Google has announced a number of changes to its core search function, focusing on how to do a search web a faster and more convenient process, and much more.
Announced on St Search on the conference (opens in a new tab)All of these changes will be rolling out to the US going forward, and the first major introduction is that shortcuts to the various tools will be introduced right below the search bar.
These are things like an icon to translate text with the camera, or identify a tune by humming it, or help with homework through the camera – common tasks you might need, and now they can be accessed very quickly with a single tap on the appropriate label.
In this case, the feature comes in the Google app for iOS in the US (in English) to begin with, with a wider distribution to follow, no doubt.
To make basic search faster and more intuitive, Google introduces topic options that appear directly below the search field when you type a query.
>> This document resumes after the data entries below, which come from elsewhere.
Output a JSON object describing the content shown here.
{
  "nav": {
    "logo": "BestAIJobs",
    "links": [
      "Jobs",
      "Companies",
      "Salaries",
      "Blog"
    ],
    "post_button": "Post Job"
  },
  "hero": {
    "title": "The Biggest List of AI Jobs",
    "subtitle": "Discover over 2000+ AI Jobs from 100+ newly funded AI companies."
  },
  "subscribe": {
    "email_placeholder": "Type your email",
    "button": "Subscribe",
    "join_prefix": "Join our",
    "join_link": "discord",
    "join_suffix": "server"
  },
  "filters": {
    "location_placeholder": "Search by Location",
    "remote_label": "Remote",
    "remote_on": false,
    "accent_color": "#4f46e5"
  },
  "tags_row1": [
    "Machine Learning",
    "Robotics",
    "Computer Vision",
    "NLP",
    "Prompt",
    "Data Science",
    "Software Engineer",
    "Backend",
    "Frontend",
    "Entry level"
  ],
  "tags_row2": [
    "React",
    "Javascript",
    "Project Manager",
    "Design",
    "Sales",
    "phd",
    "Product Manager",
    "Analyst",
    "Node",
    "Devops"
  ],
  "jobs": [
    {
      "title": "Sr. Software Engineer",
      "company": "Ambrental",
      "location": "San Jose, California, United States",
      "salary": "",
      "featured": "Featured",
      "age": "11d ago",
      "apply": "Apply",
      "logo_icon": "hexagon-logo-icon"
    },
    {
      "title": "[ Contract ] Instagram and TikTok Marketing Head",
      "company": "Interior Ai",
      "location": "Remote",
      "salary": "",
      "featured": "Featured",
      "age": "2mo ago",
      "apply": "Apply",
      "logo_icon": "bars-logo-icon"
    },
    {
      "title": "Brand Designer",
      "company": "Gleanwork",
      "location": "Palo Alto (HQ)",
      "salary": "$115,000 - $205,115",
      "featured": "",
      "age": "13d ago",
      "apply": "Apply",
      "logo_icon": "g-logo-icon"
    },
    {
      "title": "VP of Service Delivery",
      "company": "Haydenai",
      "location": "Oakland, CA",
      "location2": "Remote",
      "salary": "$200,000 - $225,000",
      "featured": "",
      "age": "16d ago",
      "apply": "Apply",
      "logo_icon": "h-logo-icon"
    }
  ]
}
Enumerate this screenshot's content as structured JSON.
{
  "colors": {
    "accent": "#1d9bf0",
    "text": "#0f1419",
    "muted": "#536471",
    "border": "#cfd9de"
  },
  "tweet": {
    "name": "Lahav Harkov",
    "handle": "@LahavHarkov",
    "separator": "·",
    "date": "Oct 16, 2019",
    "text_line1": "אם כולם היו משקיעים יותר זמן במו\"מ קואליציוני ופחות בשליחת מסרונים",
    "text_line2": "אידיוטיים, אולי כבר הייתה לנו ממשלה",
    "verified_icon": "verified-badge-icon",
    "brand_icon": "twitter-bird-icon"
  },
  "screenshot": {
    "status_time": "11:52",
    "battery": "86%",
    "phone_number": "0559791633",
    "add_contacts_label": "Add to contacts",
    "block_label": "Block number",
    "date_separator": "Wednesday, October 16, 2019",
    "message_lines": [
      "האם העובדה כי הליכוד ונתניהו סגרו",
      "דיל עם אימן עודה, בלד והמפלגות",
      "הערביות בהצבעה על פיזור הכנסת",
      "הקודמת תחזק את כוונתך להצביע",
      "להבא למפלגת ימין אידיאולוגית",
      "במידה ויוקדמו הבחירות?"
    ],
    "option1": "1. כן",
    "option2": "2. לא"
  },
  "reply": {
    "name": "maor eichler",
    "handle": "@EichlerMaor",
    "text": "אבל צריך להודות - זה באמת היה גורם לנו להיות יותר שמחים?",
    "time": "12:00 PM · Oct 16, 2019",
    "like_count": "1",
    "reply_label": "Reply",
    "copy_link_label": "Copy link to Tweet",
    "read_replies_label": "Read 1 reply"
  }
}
Google gives an example: someone types in the search query “best cities in Mexico”, and after typing that text, a bunch of suggestions appear to complete the query – for example, “for families”, “for expats”, “for retirement”. , and so on. These are the most likely options you will need, and we hope they will allow you to quickly complete your request with a simple click.
Again, this feature will launch in the US (in English) to begin with, in the “coming months,” Google says, and the same goes for the rest of the features we’re about to explore.
What follows are the details that surfaced from the search, which, again in the example of searching for a city on Google, will now prominently include visual stories and similar video clips from people who have visited the place. The emphasis is on imparting more practical information, such as tips on getting around the city, how to travel there or what to do during your stay, rather than just, say, historical or geographical facts, for example (not that you won’t still get some of this as results).
Once you’ve searched, there will also be suggestion buttons below the search box that point to further topics you might want to explore, such as the beaches of the city you’re about to visit – and you just click on those and dive even deeper into more suggestions. , if required.
Finally, Google tells us that it’s updating the way it presents search results to “better reflect the ways people are researching topics,” meaning related topics will stand out when you scroll down. Following the city’s example, these items include results related to local cuisine and recipes, musical traditions, art, and so on.
Analysis: Some chunky changes to keep up with the times
So the broad aim here is to make searching easier and faster, as we mentioned at the beginning, and to provide more practical content and advice – with similar videos from people who have visited the place – and to make it as simple as possible see as much as possible and research a variety of related topics.
Recently, in some corners of the internet, we’ve seen a string of complaints that Google isn’t what it used to be when it comes to the quality of its search results, so perhaps the company has decided it’s time to start changing things up — in a pretty big way. the way There’s definitely a new take on search here with all these different elements, so it’ll be interesting to see how it plays out when we actually get to use the new search; and, of course, what is the reaction of those who have become more skeptical of Google.
Google is as old a veteran of the Internet as you can find, and should never stop moving with the times. So if there is chatter about newlyweds fighting TikTok discovering things rather than searching on Google should be, well, maybe not a threat to Google, but definitely something to be alarmed about and something to look out for.
We don’t know when other regions outside of the US will get this change, but given that it won’t be arriving in the coming months in the States, it seems like it’s going to be a slow rollout, especially in the global timeline.